* Task directions:
From the records below, pull each line that has "AllUsers".

* Records shown:
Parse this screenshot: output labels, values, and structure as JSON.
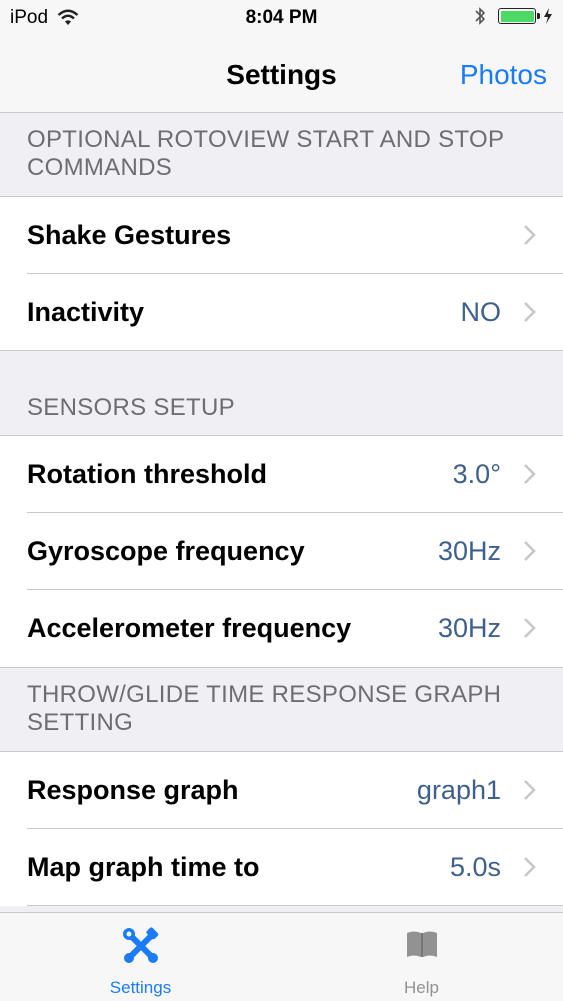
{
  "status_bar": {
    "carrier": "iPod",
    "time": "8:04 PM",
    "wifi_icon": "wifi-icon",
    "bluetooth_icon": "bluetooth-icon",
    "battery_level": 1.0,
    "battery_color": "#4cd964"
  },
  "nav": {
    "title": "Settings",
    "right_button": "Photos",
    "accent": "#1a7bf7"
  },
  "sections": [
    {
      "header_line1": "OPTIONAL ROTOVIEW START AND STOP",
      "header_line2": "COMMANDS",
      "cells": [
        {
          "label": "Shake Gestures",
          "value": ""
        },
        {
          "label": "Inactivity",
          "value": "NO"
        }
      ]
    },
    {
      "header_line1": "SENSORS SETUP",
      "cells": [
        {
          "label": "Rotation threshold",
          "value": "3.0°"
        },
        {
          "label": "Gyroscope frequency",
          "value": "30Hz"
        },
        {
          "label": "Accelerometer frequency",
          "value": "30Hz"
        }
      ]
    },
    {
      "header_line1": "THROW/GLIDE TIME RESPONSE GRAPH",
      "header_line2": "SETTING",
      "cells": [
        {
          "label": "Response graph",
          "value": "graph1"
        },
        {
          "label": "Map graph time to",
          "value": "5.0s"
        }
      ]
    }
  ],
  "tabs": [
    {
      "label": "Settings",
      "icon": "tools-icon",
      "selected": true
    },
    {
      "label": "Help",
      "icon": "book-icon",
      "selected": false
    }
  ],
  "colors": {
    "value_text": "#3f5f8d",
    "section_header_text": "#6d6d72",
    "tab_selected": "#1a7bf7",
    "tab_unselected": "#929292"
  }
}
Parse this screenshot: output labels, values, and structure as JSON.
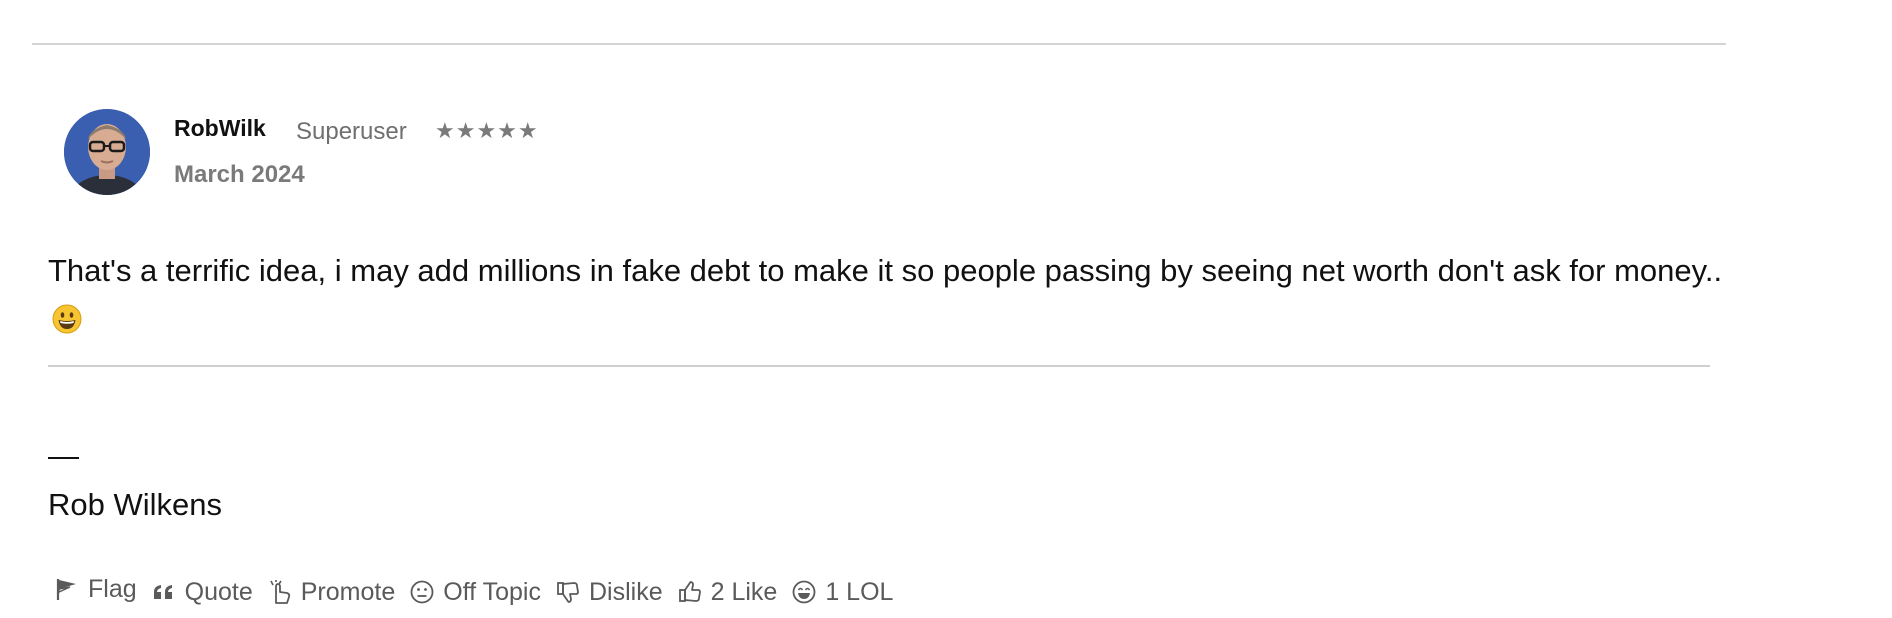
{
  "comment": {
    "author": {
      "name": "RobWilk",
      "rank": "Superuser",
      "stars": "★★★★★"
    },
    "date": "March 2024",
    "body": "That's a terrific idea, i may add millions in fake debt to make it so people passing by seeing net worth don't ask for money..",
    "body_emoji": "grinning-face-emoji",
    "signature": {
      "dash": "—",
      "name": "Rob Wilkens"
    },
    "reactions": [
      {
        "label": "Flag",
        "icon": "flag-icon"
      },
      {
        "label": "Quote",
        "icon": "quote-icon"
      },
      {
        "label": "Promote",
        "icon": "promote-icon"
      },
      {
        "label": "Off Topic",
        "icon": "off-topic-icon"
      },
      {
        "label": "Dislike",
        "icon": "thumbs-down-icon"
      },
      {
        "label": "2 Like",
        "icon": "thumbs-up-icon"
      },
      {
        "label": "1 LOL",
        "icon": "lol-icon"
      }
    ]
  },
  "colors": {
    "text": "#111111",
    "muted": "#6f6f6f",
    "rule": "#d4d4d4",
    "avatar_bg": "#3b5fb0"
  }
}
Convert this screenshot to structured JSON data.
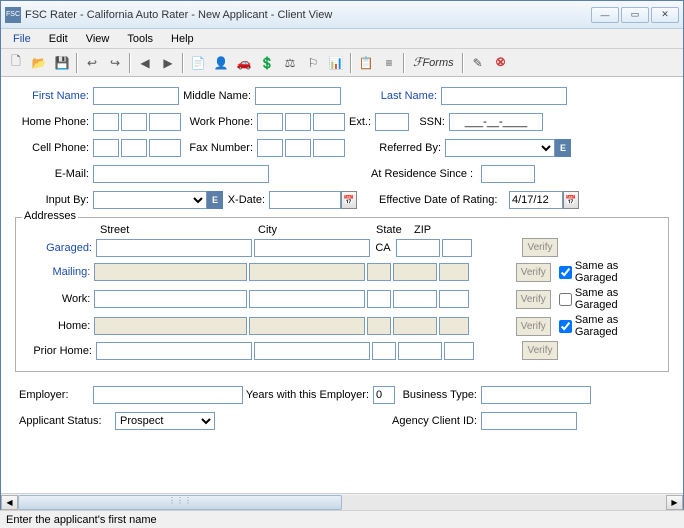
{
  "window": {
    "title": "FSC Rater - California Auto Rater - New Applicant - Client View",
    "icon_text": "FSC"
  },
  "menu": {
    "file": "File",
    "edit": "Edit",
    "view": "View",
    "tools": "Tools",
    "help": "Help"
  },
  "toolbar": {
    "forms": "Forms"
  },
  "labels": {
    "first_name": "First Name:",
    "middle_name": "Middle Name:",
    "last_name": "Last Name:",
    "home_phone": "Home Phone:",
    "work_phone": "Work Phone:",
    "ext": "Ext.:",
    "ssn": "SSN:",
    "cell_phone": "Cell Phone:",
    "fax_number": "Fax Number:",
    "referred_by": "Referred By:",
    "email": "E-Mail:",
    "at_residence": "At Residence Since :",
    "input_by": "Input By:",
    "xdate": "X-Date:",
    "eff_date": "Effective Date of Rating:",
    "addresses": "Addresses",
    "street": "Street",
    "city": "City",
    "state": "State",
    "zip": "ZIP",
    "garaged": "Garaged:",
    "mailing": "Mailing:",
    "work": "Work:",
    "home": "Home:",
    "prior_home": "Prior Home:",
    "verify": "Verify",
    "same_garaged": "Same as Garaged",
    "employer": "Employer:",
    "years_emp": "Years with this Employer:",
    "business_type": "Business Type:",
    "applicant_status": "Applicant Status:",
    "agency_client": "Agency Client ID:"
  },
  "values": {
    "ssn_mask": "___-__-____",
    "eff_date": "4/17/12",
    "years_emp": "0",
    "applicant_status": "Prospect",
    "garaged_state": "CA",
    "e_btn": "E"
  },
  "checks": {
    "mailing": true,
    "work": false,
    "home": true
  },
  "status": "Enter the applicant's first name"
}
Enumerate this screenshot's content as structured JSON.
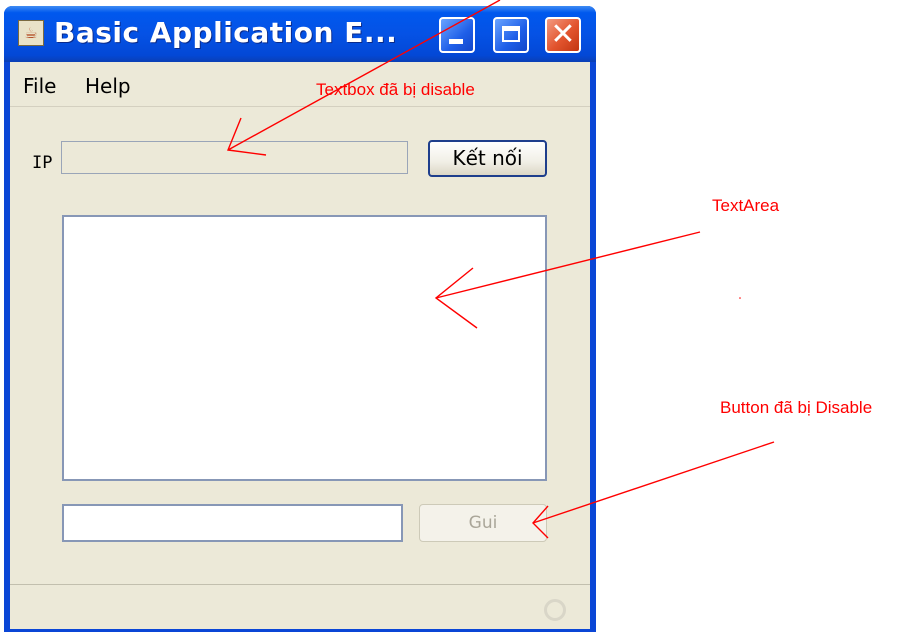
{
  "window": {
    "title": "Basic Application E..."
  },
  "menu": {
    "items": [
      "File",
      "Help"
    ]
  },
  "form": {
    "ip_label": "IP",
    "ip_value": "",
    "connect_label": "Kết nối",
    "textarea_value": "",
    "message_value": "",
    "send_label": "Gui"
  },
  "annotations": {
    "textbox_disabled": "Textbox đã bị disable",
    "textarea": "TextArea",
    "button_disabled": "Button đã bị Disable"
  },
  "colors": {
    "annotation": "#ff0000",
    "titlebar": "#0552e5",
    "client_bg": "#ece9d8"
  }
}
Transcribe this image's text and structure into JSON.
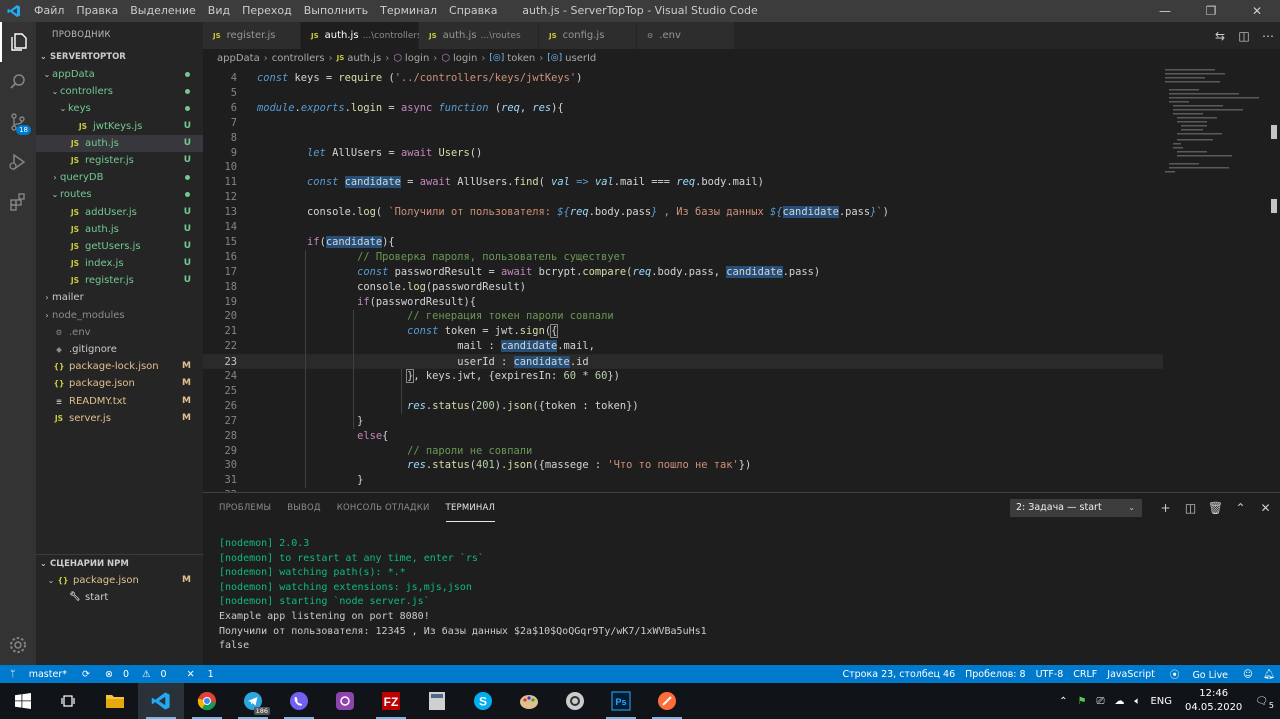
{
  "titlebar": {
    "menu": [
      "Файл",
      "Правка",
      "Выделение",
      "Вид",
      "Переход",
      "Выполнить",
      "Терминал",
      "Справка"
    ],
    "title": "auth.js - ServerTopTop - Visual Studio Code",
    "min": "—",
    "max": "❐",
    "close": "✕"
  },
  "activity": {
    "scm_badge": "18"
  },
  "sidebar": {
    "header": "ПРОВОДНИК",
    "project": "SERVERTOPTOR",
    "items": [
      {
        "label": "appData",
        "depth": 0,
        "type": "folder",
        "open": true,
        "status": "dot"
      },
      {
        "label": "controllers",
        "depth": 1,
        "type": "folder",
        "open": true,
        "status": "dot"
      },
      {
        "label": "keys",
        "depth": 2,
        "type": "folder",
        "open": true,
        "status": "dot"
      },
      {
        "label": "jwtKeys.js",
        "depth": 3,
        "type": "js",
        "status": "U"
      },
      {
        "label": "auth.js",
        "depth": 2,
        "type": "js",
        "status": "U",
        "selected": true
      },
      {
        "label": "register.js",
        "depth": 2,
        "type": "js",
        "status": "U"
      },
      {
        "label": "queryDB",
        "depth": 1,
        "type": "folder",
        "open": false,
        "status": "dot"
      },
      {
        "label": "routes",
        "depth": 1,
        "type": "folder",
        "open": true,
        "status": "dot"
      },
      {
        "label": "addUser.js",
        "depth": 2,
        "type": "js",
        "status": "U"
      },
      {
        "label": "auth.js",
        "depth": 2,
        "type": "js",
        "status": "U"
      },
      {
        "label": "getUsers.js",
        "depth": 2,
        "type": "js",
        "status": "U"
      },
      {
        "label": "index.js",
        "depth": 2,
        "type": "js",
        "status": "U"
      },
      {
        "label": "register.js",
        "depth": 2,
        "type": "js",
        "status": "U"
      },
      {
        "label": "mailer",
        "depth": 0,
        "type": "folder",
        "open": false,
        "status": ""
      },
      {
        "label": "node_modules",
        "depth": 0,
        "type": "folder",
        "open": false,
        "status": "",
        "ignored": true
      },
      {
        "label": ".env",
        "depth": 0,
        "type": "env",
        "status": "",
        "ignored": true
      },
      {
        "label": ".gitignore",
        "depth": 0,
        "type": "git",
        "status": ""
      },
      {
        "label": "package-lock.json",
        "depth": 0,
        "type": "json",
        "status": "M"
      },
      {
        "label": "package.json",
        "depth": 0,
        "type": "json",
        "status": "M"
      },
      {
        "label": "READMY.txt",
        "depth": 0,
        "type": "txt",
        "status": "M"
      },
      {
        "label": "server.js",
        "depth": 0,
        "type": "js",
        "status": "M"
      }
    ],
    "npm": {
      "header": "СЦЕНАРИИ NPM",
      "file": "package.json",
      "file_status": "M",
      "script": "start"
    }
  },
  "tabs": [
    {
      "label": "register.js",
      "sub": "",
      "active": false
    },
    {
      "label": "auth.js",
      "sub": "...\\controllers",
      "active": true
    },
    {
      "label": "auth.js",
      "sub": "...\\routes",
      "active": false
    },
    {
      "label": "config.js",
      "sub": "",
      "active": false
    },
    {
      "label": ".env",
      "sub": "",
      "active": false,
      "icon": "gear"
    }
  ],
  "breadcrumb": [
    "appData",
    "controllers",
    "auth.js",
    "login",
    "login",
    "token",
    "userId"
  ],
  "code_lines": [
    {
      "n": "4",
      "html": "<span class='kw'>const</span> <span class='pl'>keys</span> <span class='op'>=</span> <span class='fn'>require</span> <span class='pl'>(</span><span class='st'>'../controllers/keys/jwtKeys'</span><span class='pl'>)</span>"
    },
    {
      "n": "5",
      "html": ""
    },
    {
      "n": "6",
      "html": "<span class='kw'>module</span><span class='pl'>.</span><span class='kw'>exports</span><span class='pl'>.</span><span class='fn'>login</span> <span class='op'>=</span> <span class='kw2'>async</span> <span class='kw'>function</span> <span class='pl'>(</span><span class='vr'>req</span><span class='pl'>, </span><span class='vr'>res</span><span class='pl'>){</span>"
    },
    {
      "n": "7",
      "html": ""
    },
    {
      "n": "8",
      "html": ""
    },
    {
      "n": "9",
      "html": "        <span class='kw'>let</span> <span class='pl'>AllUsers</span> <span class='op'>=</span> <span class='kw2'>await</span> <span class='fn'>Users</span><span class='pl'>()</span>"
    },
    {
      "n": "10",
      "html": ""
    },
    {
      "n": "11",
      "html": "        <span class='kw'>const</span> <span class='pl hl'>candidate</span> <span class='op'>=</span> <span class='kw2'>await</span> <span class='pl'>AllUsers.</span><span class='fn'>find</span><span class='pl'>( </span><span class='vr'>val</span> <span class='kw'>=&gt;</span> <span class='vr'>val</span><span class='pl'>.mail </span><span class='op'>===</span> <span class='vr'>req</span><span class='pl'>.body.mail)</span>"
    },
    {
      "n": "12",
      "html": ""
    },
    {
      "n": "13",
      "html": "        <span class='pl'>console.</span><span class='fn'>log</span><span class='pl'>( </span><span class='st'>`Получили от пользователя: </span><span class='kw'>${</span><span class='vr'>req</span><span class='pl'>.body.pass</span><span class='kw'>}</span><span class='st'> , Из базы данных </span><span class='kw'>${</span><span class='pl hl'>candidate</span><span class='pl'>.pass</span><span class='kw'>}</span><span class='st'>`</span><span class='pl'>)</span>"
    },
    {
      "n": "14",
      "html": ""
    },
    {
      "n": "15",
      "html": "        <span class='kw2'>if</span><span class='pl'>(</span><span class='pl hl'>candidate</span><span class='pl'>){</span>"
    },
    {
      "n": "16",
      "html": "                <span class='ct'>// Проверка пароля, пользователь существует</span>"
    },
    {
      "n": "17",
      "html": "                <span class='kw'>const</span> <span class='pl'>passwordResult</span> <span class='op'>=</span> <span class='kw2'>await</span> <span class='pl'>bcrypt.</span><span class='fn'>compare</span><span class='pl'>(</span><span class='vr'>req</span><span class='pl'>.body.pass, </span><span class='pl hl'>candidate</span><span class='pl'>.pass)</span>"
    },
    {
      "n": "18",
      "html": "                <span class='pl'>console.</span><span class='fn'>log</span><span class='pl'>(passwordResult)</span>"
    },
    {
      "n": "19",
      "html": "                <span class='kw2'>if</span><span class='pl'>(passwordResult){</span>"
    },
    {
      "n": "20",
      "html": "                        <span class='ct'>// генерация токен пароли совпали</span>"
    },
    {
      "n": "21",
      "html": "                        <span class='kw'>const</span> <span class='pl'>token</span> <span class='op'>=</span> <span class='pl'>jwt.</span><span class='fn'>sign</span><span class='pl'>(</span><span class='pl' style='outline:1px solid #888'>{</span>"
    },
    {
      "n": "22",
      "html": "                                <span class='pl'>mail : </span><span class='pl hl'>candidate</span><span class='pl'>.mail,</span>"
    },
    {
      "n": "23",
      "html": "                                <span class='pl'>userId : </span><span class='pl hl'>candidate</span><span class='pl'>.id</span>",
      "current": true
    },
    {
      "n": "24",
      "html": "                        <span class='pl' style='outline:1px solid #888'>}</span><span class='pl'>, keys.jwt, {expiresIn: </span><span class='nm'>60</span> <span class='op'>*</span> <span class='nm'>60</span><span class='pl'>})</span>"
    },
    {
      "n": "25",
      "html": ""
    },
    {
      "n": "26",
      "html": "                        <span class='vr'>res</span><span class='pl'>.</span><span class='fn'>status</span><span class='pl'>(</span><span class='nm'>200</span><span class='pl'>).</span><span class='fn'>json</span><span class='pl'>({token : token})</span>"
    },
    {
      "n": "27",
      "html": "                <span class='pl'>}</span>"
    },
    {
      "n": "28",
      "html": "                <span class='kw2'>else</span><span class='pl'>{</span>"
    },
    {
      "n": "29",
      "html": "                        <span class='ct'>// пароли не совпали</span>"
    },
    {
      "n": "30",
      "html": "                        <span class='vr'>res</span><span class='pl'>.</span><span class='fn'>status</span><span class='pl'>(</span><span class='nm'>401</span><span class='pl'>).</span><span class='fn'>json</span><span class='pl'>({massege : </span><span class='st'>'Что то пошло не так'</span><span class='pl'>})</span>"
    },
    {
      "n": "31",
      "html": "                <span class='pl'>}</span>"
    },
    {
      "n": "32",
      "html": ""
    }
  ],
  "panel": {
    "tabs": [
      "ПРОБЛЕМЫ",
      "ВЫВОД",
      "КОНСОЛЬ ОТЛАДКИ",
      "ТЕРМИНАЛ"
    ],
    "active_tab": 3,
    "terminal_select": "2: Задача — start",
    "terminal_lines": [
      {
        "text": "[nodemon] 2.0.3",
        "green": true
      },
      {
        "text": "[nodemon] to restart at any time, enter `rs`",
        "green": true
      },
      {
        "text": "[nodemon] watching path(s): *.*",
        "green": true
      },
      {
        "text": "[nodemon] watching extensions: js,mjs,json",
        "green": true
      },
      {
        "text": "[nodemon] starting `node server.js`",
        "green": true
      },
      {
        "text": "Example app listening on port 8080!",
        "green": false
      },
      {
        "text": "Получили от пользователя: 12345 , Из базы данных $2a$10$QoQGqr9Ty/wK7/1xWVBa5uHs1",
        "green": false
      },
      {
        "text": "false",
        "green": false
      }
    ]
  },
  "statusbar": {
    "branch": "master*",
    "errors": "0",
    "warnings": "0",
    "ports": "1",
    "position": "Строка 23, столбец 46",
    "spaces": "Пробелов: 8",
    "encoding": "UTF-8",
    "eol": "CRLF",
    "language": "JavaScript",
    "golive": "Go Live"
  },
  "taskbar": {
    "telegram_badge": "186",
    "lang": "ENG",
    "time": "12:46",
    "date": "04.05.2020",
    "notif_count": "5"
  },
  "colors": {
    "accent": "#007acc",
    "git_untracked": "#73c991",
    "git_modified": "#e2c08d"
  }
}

* Task output:
      "html": "        <span class='kw'>let</span> <span class='pl'>AllUsers</span> <span class='op'>=</span> <span class='kw2'>await</span> <span class='fn'>Users</span><span class='pl'>()</span>"
      "html": "        <span class='kw'>const</span> <span class='pl hl'>candidate</span> <span class='op'>=</span> <span class='kw2'>await</span> <span class='pl'>AllUsers.</span><span class='fn'>find</span><span class='pl'>( </span><span class='vr'>val</span> <span class='kw'>=&gt;</span> <span class='vr'>val</span><span class='pl'>.mail </span><span class='op'>===</span> <span class='vr'>req</span><span class='pl'>.body.mail)</span>"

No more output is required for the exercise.